  19. Action on the Surface: Entomopathogenic Fungi versus the Insect Cuticle.

    Science.gov (United States)

    Ortiz-Urquiza, Almudena; Keyhani, Nemat O

    2013-07-16

    Infections mediated by broad host range entomopathogenic fungi represent seminal observations that led to one of the first germ theories of disease and are a classic example of a co-evolutionary arms race between a pathogen and target hosts. These fungi are able to parasitize susceptible hosts via direct penetration of the cuticle with the initial and potentially determining interaction occurring between the fungal spore and the insect epicuticle. Entomogenous fungi have evolved mechanisms for adhesion and recognition of host surface cues that help direct an adaptive response that includes the production of: (a) hydrolytic, assimilatory, and/or detoxifying enzymes including lipase/esterases, catalases, cytochrome P450s, proteases, and chitinases; (b) specialized infectious structures, e.g., appressoria or penetrant tubes; and (c) secondary and other metabolites that facilitate infection.

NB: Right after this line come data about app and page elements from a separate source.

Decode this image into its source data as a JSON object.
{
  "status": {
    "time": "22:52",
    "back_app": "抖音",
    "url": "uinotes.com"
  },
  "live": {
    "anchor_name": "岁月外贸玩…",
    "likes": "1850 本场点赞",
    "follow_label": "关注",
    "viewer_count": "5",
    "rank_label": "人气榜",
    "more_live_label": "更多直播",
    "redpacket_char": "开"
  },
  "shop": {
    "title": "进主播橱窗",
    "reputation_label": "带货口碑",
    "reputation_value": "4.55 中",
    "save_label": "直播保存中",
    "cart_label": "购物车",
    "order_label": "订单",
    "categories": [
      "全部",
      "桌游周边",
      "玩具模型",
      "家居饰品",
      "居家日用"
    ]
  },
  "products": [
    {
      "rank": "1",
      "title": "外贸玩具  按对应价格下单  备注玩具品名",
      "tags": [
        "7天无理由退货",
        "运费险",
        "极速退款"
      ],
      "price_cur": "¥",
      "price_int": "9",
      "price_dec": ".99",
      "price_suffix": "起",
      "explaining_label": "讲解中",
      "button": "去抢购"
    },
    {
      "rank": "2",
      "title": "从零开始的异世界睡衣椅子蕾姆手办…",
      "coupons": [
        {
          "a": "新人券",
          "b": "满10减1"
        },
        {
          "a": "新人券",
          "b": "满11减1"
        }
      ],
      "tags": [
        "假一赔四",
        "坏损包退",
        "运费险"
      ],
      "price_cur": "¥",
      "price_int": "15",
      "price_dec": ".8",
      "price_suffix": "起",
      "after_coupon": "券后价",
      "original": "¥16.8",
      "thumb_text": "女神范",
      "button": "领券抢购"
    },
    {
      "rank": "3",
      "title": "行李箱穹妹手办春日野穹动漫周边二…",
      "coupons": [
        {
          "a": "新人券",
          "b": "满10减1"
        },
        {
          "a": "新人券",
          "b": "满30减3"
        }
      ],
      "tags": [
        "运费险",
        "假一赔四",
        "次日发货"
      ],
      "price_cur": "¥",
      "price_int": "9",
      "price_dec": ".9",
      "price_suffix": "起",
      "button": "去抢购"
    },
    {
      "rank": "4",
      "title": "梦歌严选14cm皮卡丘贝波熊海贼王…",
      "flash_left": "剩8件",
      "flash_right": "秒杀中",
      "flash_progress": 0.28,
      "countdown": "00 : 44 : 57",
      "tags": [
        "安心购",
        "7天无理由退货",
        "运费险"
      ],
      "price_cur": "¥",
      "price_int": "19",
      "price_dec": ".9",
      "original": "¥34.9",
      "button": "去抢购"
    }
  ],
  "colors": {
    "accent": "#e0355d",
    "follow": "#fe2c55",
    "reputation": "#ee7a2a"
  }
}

Aside from immune responses, insects have evolved a number of mechanisms to keep pathogens at bay that include: (a) the production of (epi) cuticular antimicrobial lipids, proteins, and metabolites; (b) shedding of the cuticle during development; and (c) behavioral-environmental adaptations such as induced fever, burrowing, and grooming, as well as potentially enlisting the help of other microbes, all intended to stop the pathogen before it can breach the cuticle. Virulence and host-defense can be considered to be under constant reciprocal selective pressure, and the action on the surface likely contributes to phenomena such as strain variation, host range, and the increased virulence often noted once a (low) virulent strain is "passaged" through an insect host. Since the cuticle represents the first point of contact and barrier between the fungus and the insect, the "action on the surface" may represent the defining interactions that ultimately can lead either to successful mycosis by the pathogen or successful defense by the host. Knowledge concerning the molecular mechanisms

  20. Lichenized and lichenicolous fungi from the Albanian Alps (Kosovo, Montenegro)

    Science.gov (United States)

    Strasser, Eva A.; Hafellner, Josef; Stešević, Danijela; Geci, Fehmi; Mayrhofer, Helmut

    2016-01-01

    396 taxa (381 species) of lichenized and 45 species of lichenicolous fungi from the upper montane, subalpine and alpine belts of the Albanian Alps (= Prokletije Mountain Range, Bjeshkët e Nemuna) are presented. 92 lichenized and 26 lichenicolous fungi are new to Montenegro, 165 lichenized and 24 lichenicolous fungi are new to Kosovo, and 25 lichenized fungi (23 species) are new for the Balkan Peninsula. PMID:26869727